Asian markets closed mostly higher Monday, as a stronger U.S. dollar cheered investors and lifted exporters. Both Australia and Japan closed up with Australia gaining almost 1 percent.
The dollar climbed back towards a two-month high versus a basket of currencies as signs of economic weakness in Australia and New Zealand showed the global slowdown spreading, a shift that is expected to help buoy the battered U.S. currency.
U.S. light sweet crude rose to an all-time peak above $126 a barrel on Friday, stoking worries about inflation and slowing consumer spending. Record-high oil prices are weighing on cost-sensitive airline stocks such as Japan Airlines and Qantas.
In focus down under -- merger talks between Westpac Banking Corp and St George Bank. A successful marriage between the two will create Australia's largest home lending and wealth management provider.
Tokyo's Nikkei 225 Average climbed 0.6 percent to its first positive close in three days, boosted by a retreat of the yen against the dollar that helped exporters and by gains in Nippon Oil and other oil-linked firms as oil hovered near record levels. Additional upward energy came from Konica Minolta, which surged 12.14 percent for its greatest one-day percentage gain in more than seven years, while financials such as Mitsubishi UFJ Financial Group lost ground on rekindled worries about the financial sector in the United States.
Australian shares rose nearly 1 percent to 3-1/2-month highs as news Westpac Banking
Corp was in takeover talks with St George Bank lifted banks such as National Australia Bank.
Singapore's Straits Times Index swung into positive territory. First Resources rose 7.1 percent after Citigroup said in a broker note it expects the firm to post a strong first-quarter net profit.
China's Shanghai Composite Index moved back into the black, closing 0.4 percent higher, despite fears that rising inflation might soon prompt officials to take economic cooling steps, after the release of consumer price data showing inflation rose to 8.5 percent in April. Property developers, which are most vulnerable to monetary tightening, fell. Vanke, China's largest listed developer, slumped over 4 percent.
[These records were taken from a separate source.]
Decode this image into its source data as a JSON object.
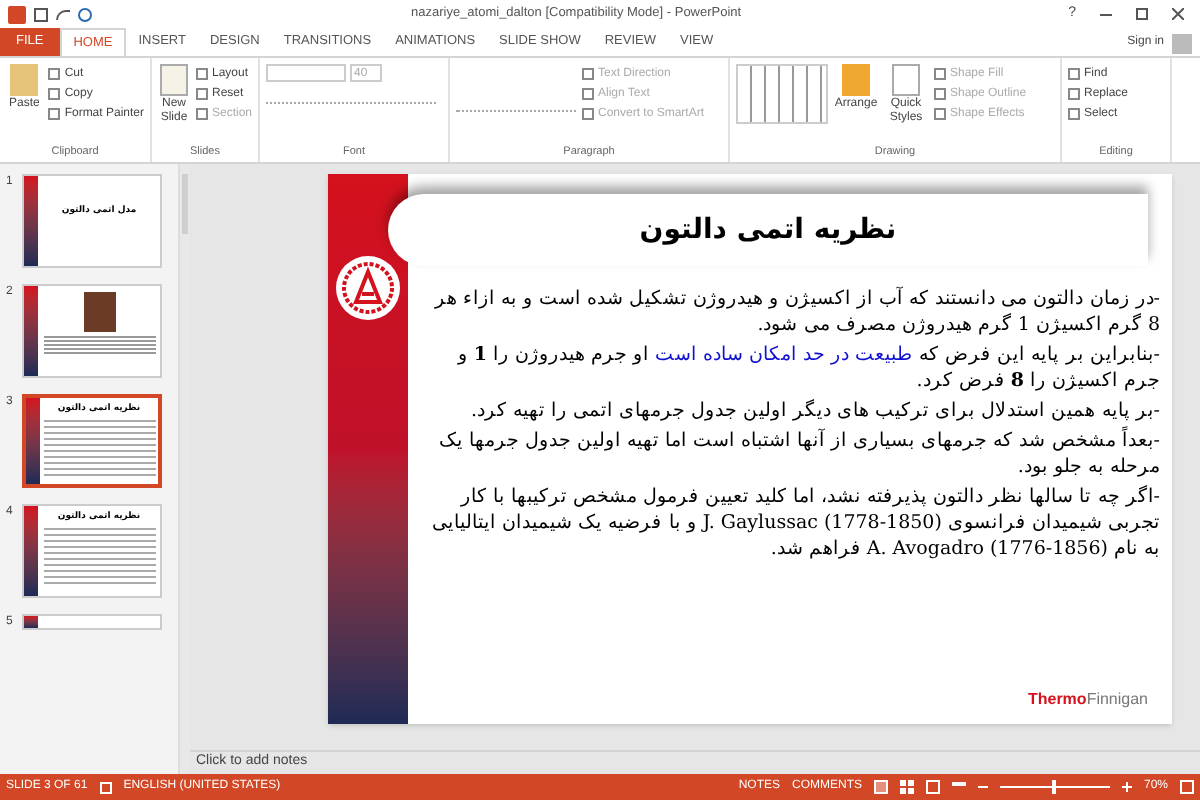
{
  "window": {
    "title": "nazariye_atomi_dalton [Compatibility Mode] - PowerPoint",
    "help": "?",
    "sign_in": "Sign in"
  },
  "tabs": [
    {
      "label": "FILE",
      "kind": "file",
      "selected": false
    },
    {
      "label": "HOME",
      "kind": "tab",
      "selected": true
    },
    {
      "label": "INSERT",
      "kind": "tab",
      "selected": false
    },
    {
      "label": "DESIGN",
      "kind": "tab",
      "selected": false
    },
    {
      "label": "TRANSITIONS",
      "kind": "tab",
      "selected": false
    },
    {
      "label": "ANIMATIONS",
      "kind": "tab",
      "selected": false
    },
    {
      "label": "SLIDE SHOW",
      "kind": "tab",
      "selected": false
    },
    {
      "label": "REVIEW",
      "kind": "tab",
      "selected": false
    },
    {
      "label": "VIEW",
      "kind": "tab",
      "selected": false
    }
  ],
  "ribbon": {
    "clipboard": {
      "paste": "Paste",
      "cut": "Cut",
      "copy": "Copy",
      "format_painter": "Format Painter",
      "label": "Clipboard"
    },
    "slides": {
      "new_slide": "New Slide",
      "layout": "Layout",
      "reset": "Reset",
      "section": "Section",
      "label": "Slides"
    },
    "font": {
      "size": "40",
      "label": "Font"
    },
    "paragraph": {
      "text_direction": "Text Direction",
      "align_text": "Align Text",
      "convert": "Convert to SmartArt",
      "label": "Paragraph"
    },
    "drawing": {
      "arrange": "Arrange",
      "quick_styles": "Quick Styles",
      "shape_fill": "Shape Fill",
      "shape_outline": "Shape Outline",
      "shape_effects": "Shape Effects",
      "label": "Drawing"
    },
    "editing": {
      "find": "Find",
      "replace": "Replace",
      "select": "Select",
      "label": "Editing"
    }
  },
  "thumbnails": [
    {
      "number": "1",
      "kind": "title",
      "title": "مدل اتمی دالتون",
      "selected": false
    },
    {
      "number": "2",
      "kind": "photo",
      "selected": false
    },
    {
      "number": "3",
      "kind": "text",
      "title": "نظریه اتمی دالتون",
      "selected": true
    },
    {
      "number": "4",
      "kind": "bullets",
      "title": "نظریه اتمی دالتون",
      "selected": false
    },
    {
      "number": "5",
      "kind": "partial",
      "selected": false
    }
  ],
  "slide": {
    "title": "نظریه اتمی دالتون",
    "paragraphs": [
      [
        {
          "text": "-در زمان دالتون می دانستند که آب از اکسیژن و هیدروژن تشکیل شده است و به ازاء هر 8 گرم اکسیژن 1 گرم هیدروژن مصرف می شود.",
          "highlighted": false
        }
      ],
      [
        {
          "text": "-بنابراین بر پایه این فرض که ",
          "highlighted": false
        },
        {
          "text": "طبیعت در حد امکان ساده است",
          "highlighted": true
        },
        {
          "text": " او جرم هیدروژن را **1** و جرم اکسیژن را **8** فرض کرد.",
          "highlighted": false
        }
      ],
      [
        {
          "text": "-بر پایه همین استدلال برای ترکیب های دیگر اولین جدول جرمهای اتمی را تهیه کرد.",
          "highlighted": false
        }
      ],
      [
        {
          "text": "-بعداً مشخص شد که جرمهای بسیاری از آنها اشتباه است اما تهیه اولین جدول جرمها یک مرحله به جلو بود.",
          "highlighted": false
        }
      ],
      [
        {
          "text": "-اگر چه تا سالها نظر دالتون پذیرفته نشد، اما کلید تعیین فرمول مشخص ترکیبها با کار تجربی شیمیدان فرانسوی J. Gaylussac (1778-1850) و با فرضیه یک شیمیدان ایتالیایی به نام A. Avogadro (1776-1856) فراهم شد.",
          "highlighted": false
        }
      ]
    ],
    "logo": {
      "brand": "Thermo",
      "product": "Finnigan"
    }
  },
  "notes": {
    "placeholder": "Click to add notes"
  },
  "status_bar": {
    "slide": "SLIDE 3 OF 61",
    "language": "ENGLISH (UNITED STATES)",
    "notes": "NOTES",
    "comments": "COMMENTS",
    "zoom": "70%",
    "zoom_slider": {
      "level": 0.5
    }
  }
}
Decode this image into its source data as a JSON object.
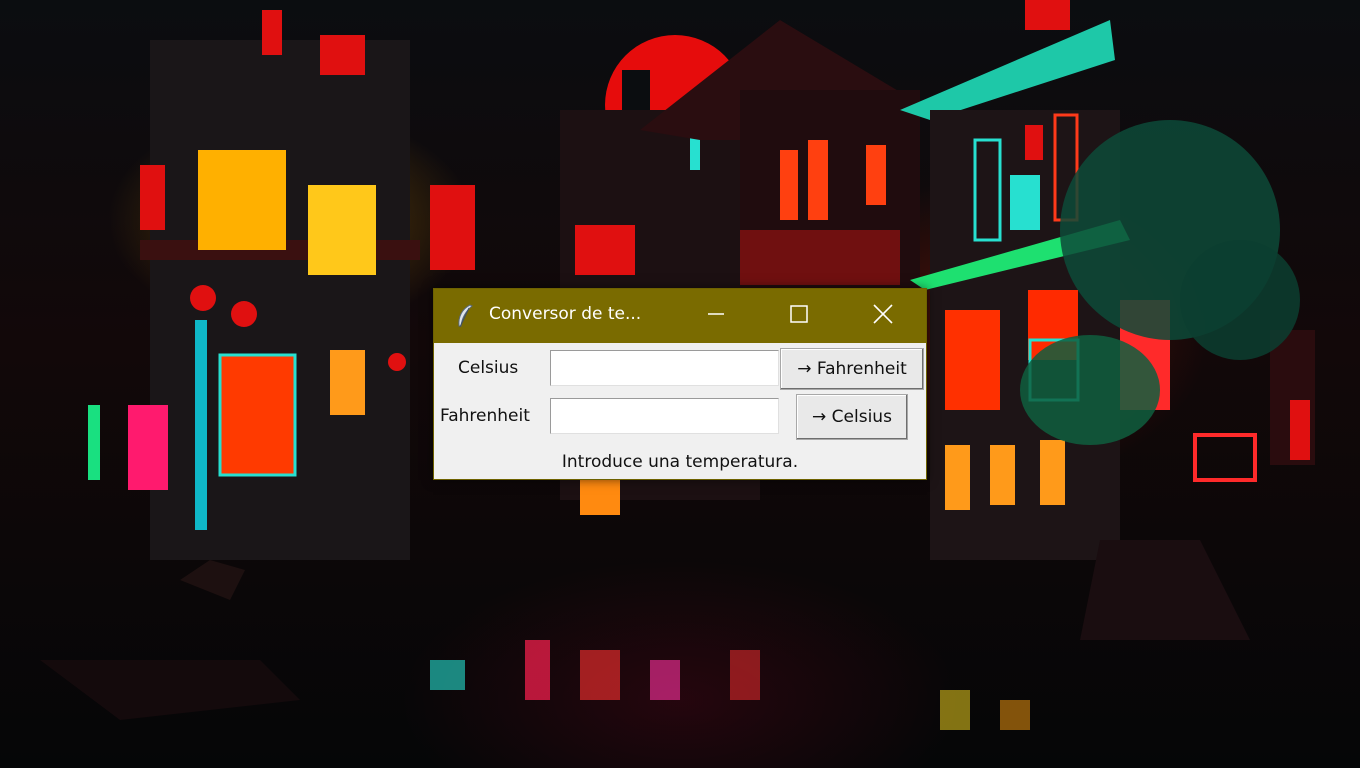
{
  "window": {
    "title": "Conversor de te...",
    "titlebar_color": "#7a6b00",
    "controls": {
      "minimize_icon": "minimize-icon",
      "maximize_icon": "maximize-icon",
      "close_icon": "close-icon"
    },
    "app_icon": "feather-icon"
  },
  "form": {
    "celsius_label": "Celsius",
    "celsius_value": "",
    "fahrenheit_label": "Fahrenheit",
    "fahrenheit_value": "",
    "to_fahrenheit_button": "→ Fahrenheit",
    "to_celsius_button": "→ Celsius",
    "status": "Introduce una temperatura."
  }
}
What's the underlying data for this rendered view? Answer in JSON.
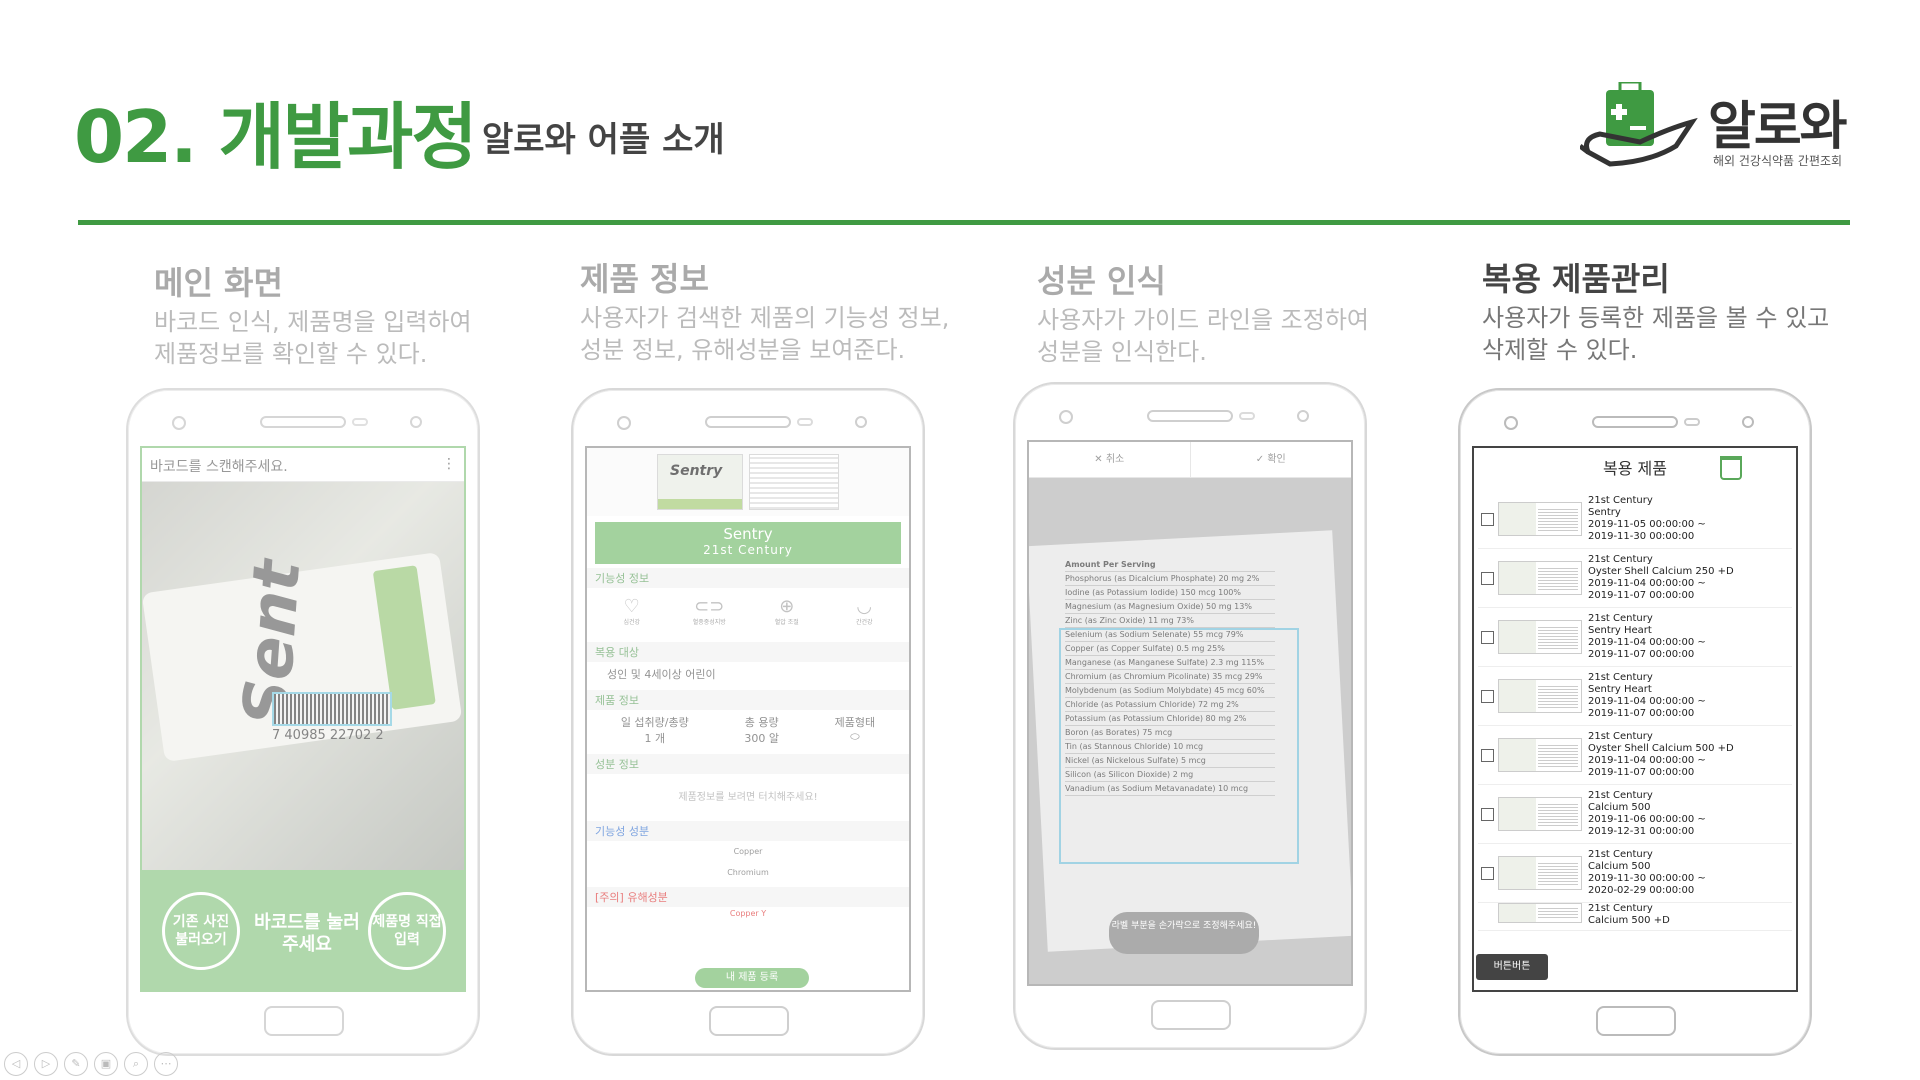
{
  "header": {
    "title": "02. 개발과정",
    "subtitle": "알로와 어플 소개"
  },
  "logo": {
    "name": "알로와",
    "tagline": "해외 건강식약품 간편조회"
  },
  "sections": [
    {
      "title": "메인 화면",
      "desc1": "바코드 인식, 제품명을 입력하여",
      "desc2": "제품정보를 확인할 수 있다."
    },
    {
      "title": "제품 정보",
      "desc1": "사용자가 검색한 제품의 기능성 정보,",
      "desc2": "성분 정보, 유해성분을 보여준다."
    },
    {
      "title": "성분 인식",
      "desc1": "사용자가 가이드 라인을 조정하여",
      "desc2": "성분을 인식한다."
    },
    {
      "title": "복용 제품관리",
      "desc1": "사용자가 등록한 제품을 볼 수 있고",
      "desc2": "삭제할 수 있다."
    }
  ],
  "phone1": {
    "search_text": "바코드를 스캔해주세요.",
    "menu": "⋮",
    "bottle_text": "Sent",
    "barcode_number": "7 40985 22702 2",
    "btn_gallery": "기존 사진 불러오기",
    "btn_scan": "바코드를 눌러주세요",
    "btn_manual": "제품명 직접입력"
  },
  "phone2": {
    "product_name": "Sentry",
    "brand": "21st Century",
    "box_text": "Sentry",
    "sec_function": "기능성 정보",
    "icons": [
      {
        "glyph": "♡",
        "label": "심건강"
      },
      {
        "glyph": "⊂⊃",
        "label": "혈중중성지방"
      },
      {
        "glyph": "⊕",
        "label": "혈압 조절"
      },
      {
        "glyph": "◡",
        "label": "간건강"
      }
    ],
    "sec_target": "복용 대상",
    "target": "성인 및 4세이상 어린이",
    "sec_info": "제품 정보",
    "info": [
      {
        "label": "일 섭취량/총량",
        "value": "1 개"
      },
      {
        "label": "총 용량",
        "value": "300 알"
      },
      {
        "label": "제품형태",
        "value": "⬭"
      }
    ],
    "sec_ingredient": "성분 정보",
    "ingredient_hint": "제품정보를 보려면 터치해주세요!",
    "sec_functional": "기능성 성분",
    "functional": [
      "Copper",
      "Chromium"
    ],
    "sec_harmful": "[주의] 유해성분",
    "harmful": "Copper Y",
    "register_btn": "내 제품 등록"
  },
  "phone3": {
    "cancel": "✕  취소",
    "confirm": "✓  확인",
    "label_header": "Amount Per Serving",
    "rows": [
      "Phosphorus (as Dicalcium Phosphate) 20 mg 2%",
      "Iodine (as Potassium Iodide) 150 mcg 100%",
      "Magnesium (as Magnesium Oxide) 50 mg 13%",
      "Zinc (as Zinc Oxide) 11 mg 73%",
      "Selenium (as Sodium Selenate) 55 mcg 79%",
      "Copper (as Copper Sulfate) 0.5 mg 25%",
      "Manganese (as Manganese Sulfate) 2.3 mg 115%",
      "Chromium (as Chromium Picolinate) 35 mcg 29%",
      "Molybdenum (as Sodium Molybdate) 45 mcg 60%",
      "Chloride (as Potassium Chloride) 72 mg 2%",
      "Potassium (as Potassium Chloride) 80 mg 2%",
      "Boron (as Borates) 75 mcg",
      "Tin (as Stannous Chloride) 10 mcg",
      "Nickel (as Nickelous Sulfate) 5 mcg",
      "Silicon (as Silicon Dioxide) 2 mg",
      "Vanadium (as Sodium Metavanadate) 10 mcg"
    ],
    "toast": "라벨 부분을 손가락으로 조정해주세요!"
  },
  "phone4": {
    "title": "복용 제품",
    "items": [
      {
        "brand": "21st Century",
        "name": "Sentry",
        "start": "2019-11-05 00:00:00 ~",
        "end": "2019-11-30 00:00:00"
      },
      {
        "brand": "21st Century",
        "name": "Oyster Shell Calcium 250 +D",
        "start": "2019-11-04 00:00:00 ~",
        "end": "2019-11-07 00:00:00"
      },
      {
        "brand": "21st Century",
        "name": "Sentry Heart",
        "start": "2019-11-04 00:00:00 ~",
        "end": "2019-11-07 00:00:00"
      },
      {
        "brand": "21st Century",
        "name": "Sentry Heart",
        "start": "2019-11-04 00:00:00 ~",
        "end": "2019-11-07 00:00:00"
      },
      {
        "brand": "21st Century",
        "name": "Oyster Shell Calcium 500 +D",
        "start": "2019-11-04 00:00:00 ~",
        "end": "2019-11-07 00:00:00"
      },
      {
        "brand": "21st Century",
        "name": "Calcium 500",
        "start": "2019-11-06 00:00:00 ~",
        "end": "2019-12-31 00:00:00"
      },
      {
        "brand": "21st Century",
        "name": "Calcium 500",
        "start": "2019-11-30 00:00:00 ~",
        "end": "2020-02-29 00:00:00"
      },
      {
        "brand": "21st Century",
        "name": "Calcium 500 +D",
        "start": "",
        "end": ""
      }
    ],
    "bottom_btn": "버튼버튼"
  },
  "colors": {
    "accent": "#3f9a42",
    "app_green": "#7dbf76",
    "warning": "#e04848"
  },
  "slideshow_icons": [
    "◁",
    "▷",
    "✎",
    "▣",
    "⌕",
    "⋯"
  ]
}
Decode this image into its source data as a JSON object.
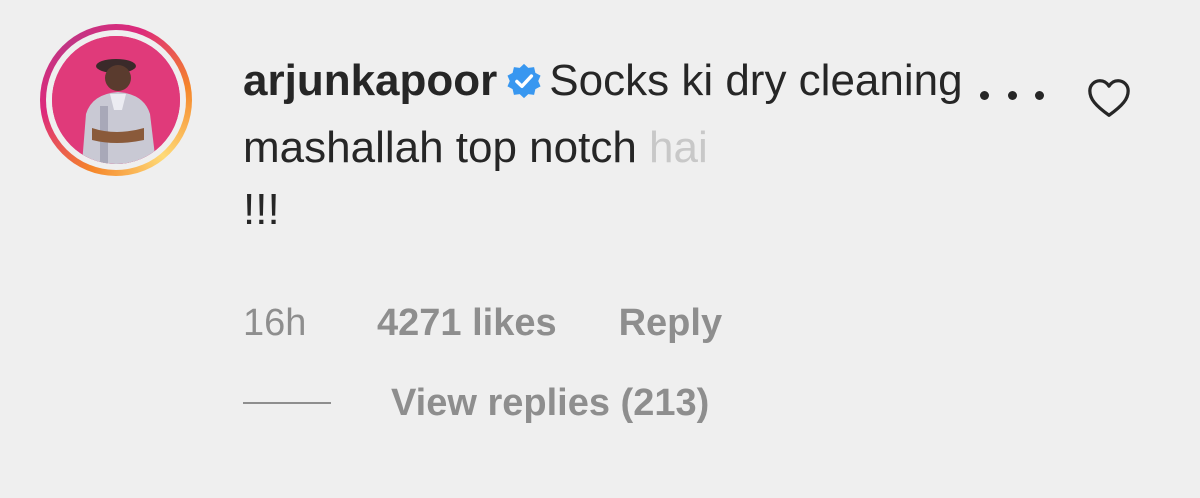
{
  "comment": {
    "username": "arjunkapoor",
    "verified": true,
    "text_main": "Socks ki dry cleaning mashallah top notch ",
    "text_faded": "hai",
    "text_end": "!!!",
    "time": "16h",
    "likes": "4271 likes",
    "reply_label": "Reply",
    "view_replies_label": "View replies (213)",
    "liked": false
  },
  "icons": {
    "verified": "verified-badge-icon",
    "more": "more-options-icon",
    "like": "heart-icon"
  },
  "colors": {
    "background": "#efefef",
    "text": "#262626",
    "secondary_text": "#8e8e8e",
    "verified_blue": "#3897f0",
    "avatar_bg": "#e03a7a"
  }
}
Financial shares were mixed with Industrial & Commercial Bank of China, the country's biggest lender, edging higher.
Markets in South Korea and Hong Kong are closed for a holiday. They will reopen Tuesday.